Shiwa Mazibuko, head of the Sarb financial surveillance department, told the Commission of Inquiry into State Capture that letterbox company Homix exported R51.8m through Mercantile Bank via an intermediary in 2015 before R14.4m was blocked.
Mazibuko said Homix was used to take money out of the country illegally and committed trade-based money laundering. “If this was not stopped, this could have been R500 million after some time,” he said.
Commission chairperson Deputy Chief Justice Raymond Zondo asked why there was no system that prevented such large amounts of money from moving out of the country.
Mazibuko said it was difficult to trace each and every transaction as 500 000 foreign exchange transactions worth trillions of rand were processed daily.
The Hong Kong beneficiaries were Morning Star International, to which 14 of the 16 transactions investigated were destined, and YKA International Trading Company, which received the remaining two.
Mazibuko said both companies had sole directors.
“It was a money laundering scheme,” he said.
Homix was nominated by Gupta associate Salim Essa to receive payments from Transnet and Regiments Capital.
Essa initially nominated Chivita Trading to receive money from Regiments but later put forward letterbox company Homix.
Chivita was paid more than R80m in a few months in 2014 while Homix received about R95m from Regiments Capital.
Last week, the commission heard how Homix was paid R36m for facilitating a R1.8billion deal between Transnet and telecommunications network operator Neotel in December 2014 despite not adding any value.
Earlier this year, Standard Bank’s former general counsel Ian Sinton said Homix received payments from Regiments on Essa’s behalf.

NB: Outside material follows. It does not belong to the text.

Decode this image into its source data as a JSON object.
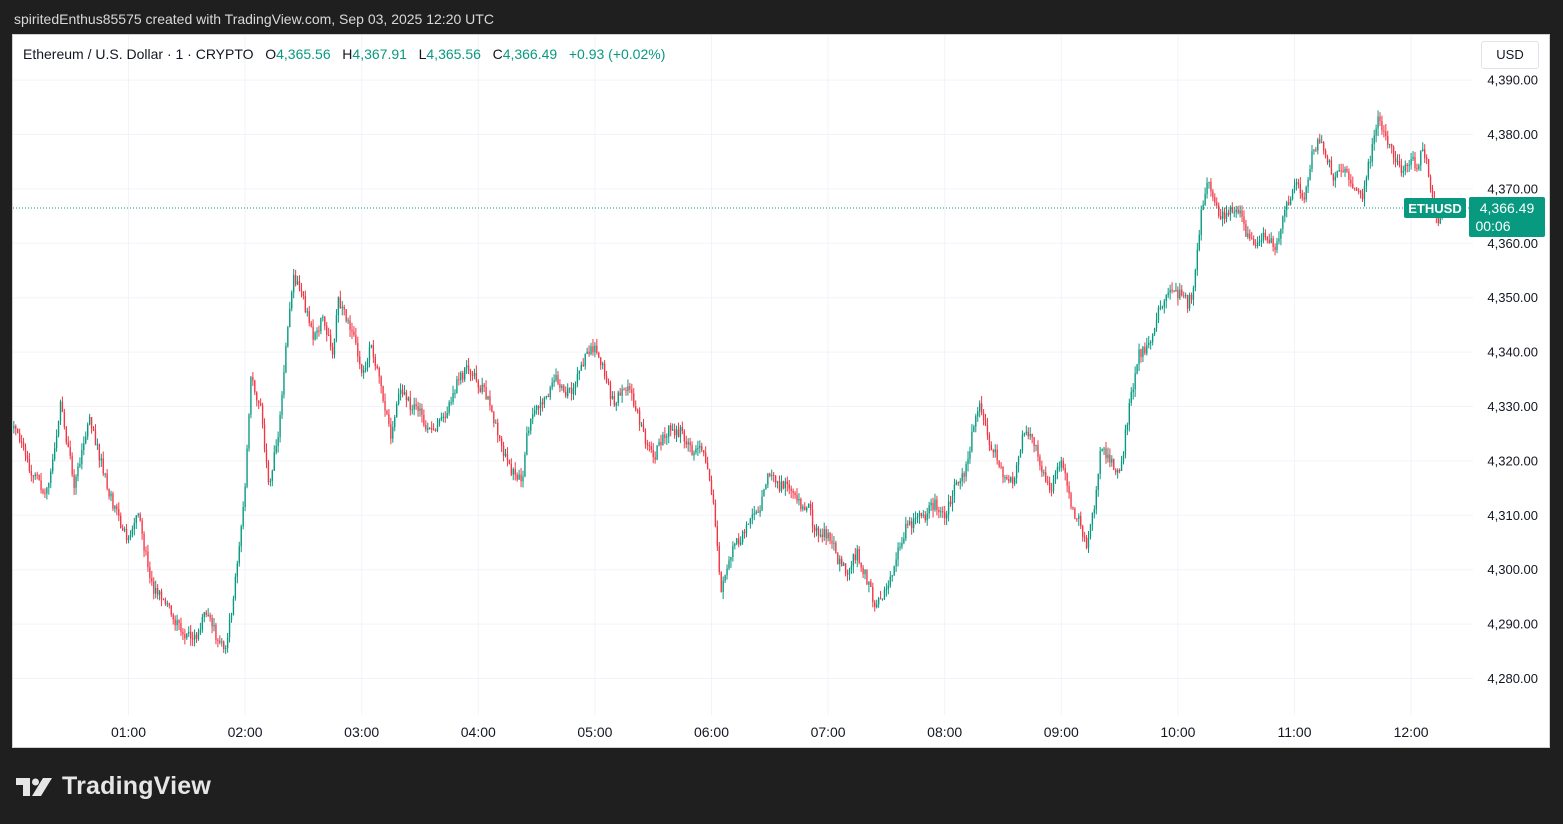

According to Sinton, most of the funds transferred into Homix’s Standard Bank account, which has since been closed, were from Neotel, Regiments, Cutting Edge Commerce, Digital Video Solutions and Sechaba Computing.
Most of the R324m transfers were later paid to Bapu Trading.
The commission also concluded the evidence of former Transnet treasurer Mathane Makgatho, who gave shocking testimony on how she feared for her life and being poisoned due to the toxic environment at the state-owned freight and rail transport company.
Makgatho said she was tipped off that there was a meeting in which Essa told the gathering she was a stumbling block, but never found out what it resolved.
She said she was completely paralysed when she was made aware that the Taiwanese Mafia was involved in the multibillion-rand deals that Transnet was negotiating with Chinese companies.
“It was rough. It was so bad that if I had opened a bottle of water and for some reason turned, I would not drink that water,” Makgatho said, adding that she was afraid she would be poisoned.
“We were fighting so much that swear words became the order of the day,” Makgatho recalled her 21-month tenure as Transnet treasurer.
Mazibuko will resume his evidence on Monday.